I'm not talking about those old-style slammers favored by Brits, who - depending on one's viewpoint - either flavor their bland lager with ginger ale or spike their soda with beer and call it a Shandy. These new drinks are beer plus booze plus a flavor - like the Nut and Honey at Essex Public House in Hollywood. It's made with AleSmith Nautical Nut Brown Ale, Bärenjäger Honey Liqueur, Frangelico hazelnut liqueur and honey syrup. Or the Belga at the Belga Café in Washington, D.C.: St. Louis Peche lambic, Hangar One lime vodka, Creme de Peche and Rose's Lime Juice. Or Curious Georgia at Smokin' Betty's (11th and Sansom, Center City): Allagash White plus peach schnapps with a slice of peach in ginger syrup.
Other than finally finding a use for all those multicolored bottles of flavored liqueurs that are usually collecting dust on the bottom shelf at most bars, what accounts for the trend?
Terry Berch McNally, who runs London Grill (23rd and Fairmount, Art Museum), recently added a lineup of beer cocktails, among them the Flower Bud: creme de violette, elderberry liqueur and Budweiser. Adolphus Busch just rolled over in his crypt. Why would anyone foul the flavor created by professional brewers?
"Why not?" McNally replied. "I mean, these days brewers are putting all kinds of stuff into their beer. Why can't I?"
She has a point. Craft brewers make beer with everything from fruit to nuts. Even the Germans, who have laws forbidding the use of improper ingredients, stir herbal woodruff syrup into their Berliner Weisse. But traditional cocktails are designed to mask the alcoholic flavor of spirits. Beer can stand on its own, right?
That was one opinion voiced last May by hard core aficionados who each month participate in Beer Blogging Friday, an online "tasting" of various styles. When they tackled beer cocktails, several opted out, repulsed by the whole idea.
"I hope the guy that invented a beer cocktail meets up with a lot of very large Ninja brewmasters in a dark alley while carrying one of their tarted-up, yuppie, fancy-pants cocktails," wrote the Canadian beer blogger Devoid. But he was in the minority.
Most of the group at least offered imaginative beer blends (barrel-aged Firestone Walker plus Porterhouse Chocolate Truffle Stout).
One Australian blogger discovered that a shot of espresso, two teaspoons of 15-year-old Scotch whisky and a dash of cinnamon turned a pint of Rogue Shakespeare Stout into an aromatic winter warmer. Back at London, McNally plied me with a few of her inventions, including one she calls Smoke 'Em If You Got 'Em: Victory Prima Pils, mezcal, chipotle-infused vodka and lime with a salty rim. The peppery heat bit my tongue, then eased away with a wash of the pilsner's hops. It wasn't beer, but it was good. Which probably explains the rise of these new cocktails. Rather than overwhelming the suds, flavored spirits can complement the distinct character of a strongly flavored ale. Today's craft beer can stand up to abuse.

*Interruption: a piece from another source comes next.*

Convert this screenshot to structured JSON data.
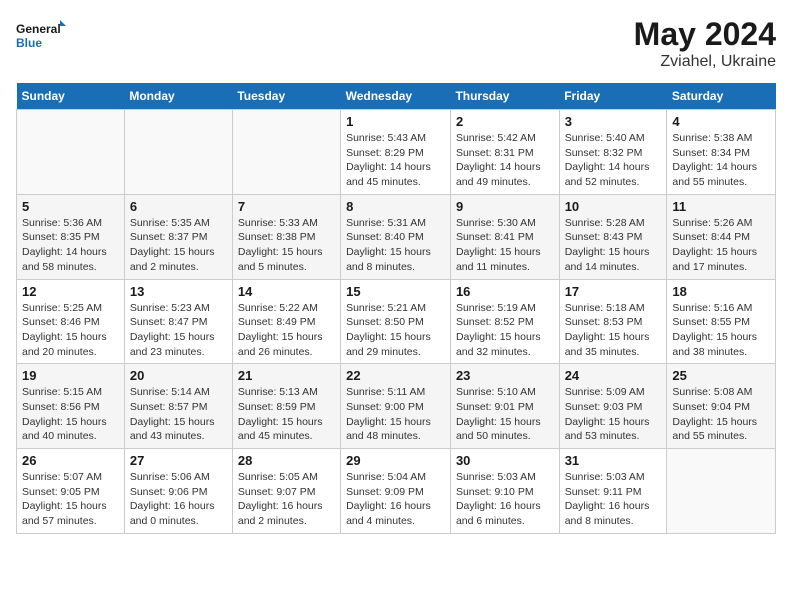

It turns out, beer is more flexible than I am.
"Joe Sixpack" by Don Russell appears weekly in Big Fat Friday. For more on the beer scene in Philly and beyond, visit www.joesixpack.net. Send e-mail to firstname.lastname@example.org.